* **Instructions for the task**
Lines containing "Buscar" should be pulled from the material below.

══ Information provided

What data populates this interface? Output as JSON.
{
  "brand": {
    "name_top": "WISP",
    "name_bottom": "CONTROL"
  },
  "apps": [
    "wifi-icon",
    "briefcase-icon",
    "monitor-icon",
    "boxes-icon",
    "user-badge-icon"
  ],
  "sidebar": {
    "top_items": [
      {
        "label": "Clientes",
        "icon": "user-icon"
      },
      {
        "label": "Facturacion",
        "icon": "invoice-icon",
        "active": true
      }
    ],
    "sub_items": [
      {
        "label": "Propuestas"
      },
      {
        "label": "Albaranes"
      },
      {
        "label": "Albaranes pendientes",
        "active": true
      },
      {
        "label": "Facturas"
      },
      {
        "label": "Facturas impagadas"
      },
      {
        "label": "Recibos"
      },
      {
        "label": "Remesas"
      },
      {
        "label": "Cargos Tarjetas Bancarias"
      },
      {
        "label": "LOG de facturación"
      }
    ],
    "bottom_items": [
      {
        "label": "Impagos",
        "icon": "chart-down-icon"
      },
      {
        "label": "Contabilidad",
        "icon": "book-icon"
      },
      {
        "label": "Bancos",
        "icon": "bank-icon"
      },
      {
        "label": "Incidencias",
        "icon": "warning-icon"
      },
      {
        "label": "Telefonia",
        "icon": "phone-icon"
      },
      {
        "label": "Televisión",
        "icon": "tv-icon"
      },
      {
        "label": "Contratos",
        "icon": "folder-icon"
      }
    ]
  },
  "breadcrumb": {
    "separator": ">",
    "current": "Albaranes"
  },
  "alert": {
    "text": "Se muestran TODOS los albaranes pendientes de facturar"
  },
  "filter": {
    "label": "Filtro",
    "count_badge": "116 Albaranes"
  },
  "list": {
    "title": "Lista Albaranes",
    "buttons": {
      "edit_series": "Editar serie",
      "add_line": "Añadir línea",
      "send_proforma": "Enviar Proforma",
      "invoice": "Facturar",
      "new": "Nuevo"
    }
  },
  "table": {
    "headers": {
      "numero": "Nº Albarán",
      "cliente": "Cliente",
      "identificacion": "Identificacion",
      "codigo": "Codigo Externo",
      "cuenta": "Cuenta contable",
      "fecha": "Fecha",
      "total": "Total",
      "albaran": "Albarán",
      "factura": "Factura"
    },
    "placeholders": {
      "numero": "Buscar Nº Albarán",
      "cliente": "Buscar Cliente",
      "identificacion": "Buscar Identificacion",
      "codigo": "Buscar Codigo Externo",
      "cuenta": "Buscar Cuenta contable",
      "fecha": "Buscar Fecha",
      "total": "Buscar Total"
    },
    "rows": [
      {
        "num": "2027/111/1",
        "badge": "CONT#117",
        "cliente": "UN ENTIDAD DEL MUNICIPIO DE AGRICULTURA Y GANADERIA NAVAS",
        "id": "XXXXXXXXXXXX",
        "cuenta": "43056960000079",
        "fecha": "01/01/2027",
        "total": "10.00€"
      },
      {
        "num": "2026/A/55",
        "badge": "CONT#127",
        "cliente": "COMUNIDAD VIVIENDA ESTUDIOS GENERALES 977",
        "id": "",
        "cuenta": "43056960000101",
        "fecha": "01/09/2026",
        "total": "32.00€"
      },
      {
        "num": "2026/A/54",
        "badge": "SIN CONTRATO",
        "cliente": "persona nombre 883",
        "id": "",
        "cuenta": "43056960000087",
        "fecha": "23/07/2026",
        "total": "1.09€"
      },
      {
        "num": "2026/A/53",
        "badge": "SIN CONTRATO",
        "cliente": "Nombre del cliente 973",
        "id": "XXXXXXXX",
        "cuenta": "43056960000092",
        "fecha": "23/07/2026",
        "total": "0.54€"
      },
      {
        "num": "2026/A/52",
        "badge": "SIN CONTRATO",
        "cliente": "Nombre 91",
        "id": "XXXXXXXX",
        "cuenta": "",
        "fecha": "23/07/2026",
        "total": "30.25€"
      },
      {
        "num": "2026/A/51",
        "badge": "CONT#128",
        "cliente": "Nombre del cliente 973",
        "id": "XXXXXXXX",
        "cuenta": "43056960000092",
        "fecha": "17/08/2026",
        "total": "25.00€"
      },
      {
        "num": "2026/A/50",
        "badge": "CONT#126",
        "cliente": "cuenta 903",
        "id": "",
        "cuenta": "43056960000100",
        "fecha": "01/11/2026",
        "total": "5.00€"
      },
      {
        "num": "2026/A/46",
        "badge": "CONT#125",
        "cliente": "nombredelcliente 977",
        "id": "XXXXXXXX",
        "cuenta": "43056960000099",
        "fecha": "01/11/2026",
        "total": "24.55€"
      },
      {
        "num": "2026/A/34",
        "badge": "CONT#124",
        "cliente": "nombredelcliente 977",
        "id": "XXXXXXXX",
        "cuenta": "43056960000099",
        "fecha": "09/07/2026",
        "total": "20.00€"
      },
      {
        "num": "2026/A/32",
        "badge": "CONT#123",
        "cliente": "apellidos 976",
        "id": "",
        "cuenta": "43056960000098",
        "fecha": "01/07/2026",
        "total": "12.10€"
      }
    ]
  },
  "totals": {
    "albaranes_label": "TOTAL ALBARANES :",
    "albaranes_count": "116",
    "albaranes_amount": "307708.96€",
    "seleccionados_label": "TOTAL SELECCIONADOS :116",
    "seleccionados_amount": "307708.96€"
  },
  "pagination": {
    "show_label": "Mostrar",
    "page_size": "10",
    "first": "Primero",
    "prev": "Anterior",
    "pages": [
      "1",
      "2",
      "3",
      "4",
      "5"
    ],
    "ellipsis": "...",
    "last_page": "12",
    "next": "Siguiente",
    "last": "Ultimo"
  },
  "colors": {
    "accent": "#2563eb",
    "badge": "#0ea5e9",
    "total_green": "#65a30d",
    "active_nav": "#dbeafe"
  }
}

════

* **Problem solution**
      "numero": "Buscar Nº Albarán",
      "cliente": "Buscar Cliente",
      "identificacion": "Buscar Identificacion",
      "codigo": "Buscar Codigo Externo",
      "cuenta": "Buscar Cuenta contable",
      "fecha": "Buscar Fecha",
      "total": "Buscar Total"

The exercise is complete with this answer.